Heritage Auctions Asks Dallas Federal Judge: Tell Us Who Owns John Quincy Adams Letters
Once again Unfair Park's cross-the-street neighbor Heritage Auction Galleries finds itself caught between two parties claiming to own historical missives -- in this case, letters written by John Quincy Adams, which are currently being kept in a vault on Maple Ave. Four months ago the U.S. Attorney's Office asked a federal judge to determine ownership of a letter Jackie Kennedy wrote to Ethel following Bobby's assassination, which Heritage had planned to auction off till the FBI stepped in and took ownership following the revelation they may have been stolen. Now, Heritage is asking the same thing: Can the court please tell Heritage who owns these Adams letters? Because there's a lot of money at stake here -- $28,000, at least, not to mention interest and whatever the letters might have sold for at auction.
Says Heritage in the suit filed at the Earle Cabell on Thursday, in July a California man named Bradley Mugar brought to Heritage the two letters, for which the auction house paid him an advance of $28,000. Heritage then put the missives in its 2011 September Beverly Hills Signature Historical Manuscripts Auction, which featured, among other things, John Hancock's John Hancock and Daniel Boone's signature on a surveying agreement.

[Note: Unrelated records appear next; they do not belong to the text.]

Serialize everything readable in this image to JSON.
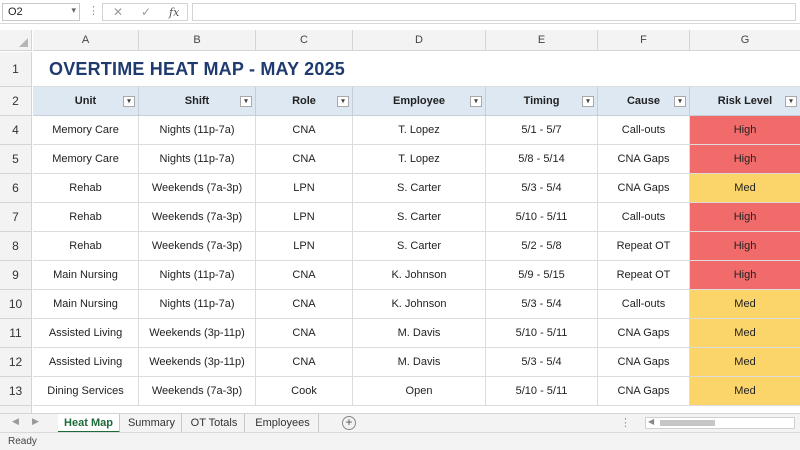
{
  "formula_bar": {
    "name_box": "O2",
    "cancel_icon": "✕",
    "enter_icon": "✓",
    "fx_label": "fx"
  },
  "columns": [
    "A",
    "B",
    "C",
    "D",
    "E",
    "F",
    "G"
  ],
  "row_numbers": [
    "1",
    "2",
    "4",
    "5",
    "6",
    "7",
    "8",
    "9",
    "10",
    "11",
    "12",
    "13"
  ],
  "title": "OVERTIME HEAT MAP - MAY 2025",
  "headers": [
    "Unit",
    "Shift",
    "Role",
    "Employee",
    "Timing",
    "Cause",
    "Risk Level"
  ],
  "rows": [
    [
      "Memory Care",
      "Nights (11p-7a)",
      "CNA",
      "T. Lopez",
      "5/1 - 5/7",
      "Call-outs",
      "High"
    ],
    [
      "Memory Care",
      "Nights (11p-7a)",
      "CNA",
      "T. Lopez",
      "5/8 - 5/14",
      "CNA Gaps",
      "High"
    ],
    [
      "Rehab",
      "Weekends (7a-3p)",
      "LPN",
      "S. Carter",
      "5/3 - 5/4",
      "CNA Gaps",
      "Med"
    ],
    [
      "Rehab",
      "Weekends (7a-3p)",
      "LPN",
      "S. Carter",
      "5/10 - 5/11",
      "Call-outs",
      "High"
    ],
    [
      "Rehab",
      "Weekends (7a-3p)",
      "LPN",
      "S. Carter",
      "5/2 - 5/8",
      "Repeat OT",
      "High"
    ],
    [
      "Main Nursing",
      "Nights (11p-7a)",
      "CNA",
      "K. Johnson",
      "5/9 - 5/15",
      "Repeat OT",
      "High"
    ],
    [
      "Main Nursing",
      "Nights (11p-7a)",
      "CNA",
      "K. Johnson",
      "5/3 - 5/4",
      "Call-outs",
      "Med"
    ],
    [
      "Assisted Living",
      "Weekends (3p-11p)",
      "CNA",
      "M. Davis",
      "5/10 - 5/11",
      "CNA Gaps",
      "Med"
    ],
    [
      "Assisted Living",
      "Weekends (3p-11p)",
      "CNA",
      "M. Davis",
      "5/3 - 5/4",
      "CNA Gaps",
      "Med"
    ],
    [
      "Dining Services",
      "Weekends (7a-3p)",
      "Cook",
      "Open",
      "5/10 - 5/11",
      "CNA Gaps",
      "Med"
    ]
  ],
  "risk_colors": {
    "High": "#f16b6b",
    "Med": "#fbd46a"
  },
  "sheet_tabs": [
    {
      "label": "Heat Map",
      "active": true
    },
    {
      "label": "Summary",
      "active": false
    },
    {
      "label": "OT Totals",
      "active": false
    },
    {
      "label": "Employees",
      "active": false
    }
  ],
  "status": "Ready"
}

But only days before the auction, an attorney repping Dr. David Light of Palm Beach sent Heritage a letter insisting those were his historical docs up for grabs on the auction house's website and that they "were stolen from him."
On September 8, four days before the auction was to start, Heritage pulled the letters. Now it wants to know: Does Murgar really own 'em, or are they Light's after all? Because if it's the former, Heritage wants to hang on to them till Mugar repays the $28,000, plus 18 percent in interest per annum beginning last July. And if they're Light's, then Heritage just wants its money and its interest, and will be happy to give the doctor back his history. Heritage was kind enough to send a photo of one of the letters, which is also on the other side, but the company's policy is not to comment on pending court cases.
Click to enlarge one of two John Quincy Adams letters at the center of a lawsuit filed last week in Dallas federal court.
Courtesy Heritage Auction Galleries
Get the This Week's Top Stories Newsletter
Every week we collect the latest news, music and arts stories — along with film and food reviews and the best things to do this week — so that you'll never miss Observer's biggest stories.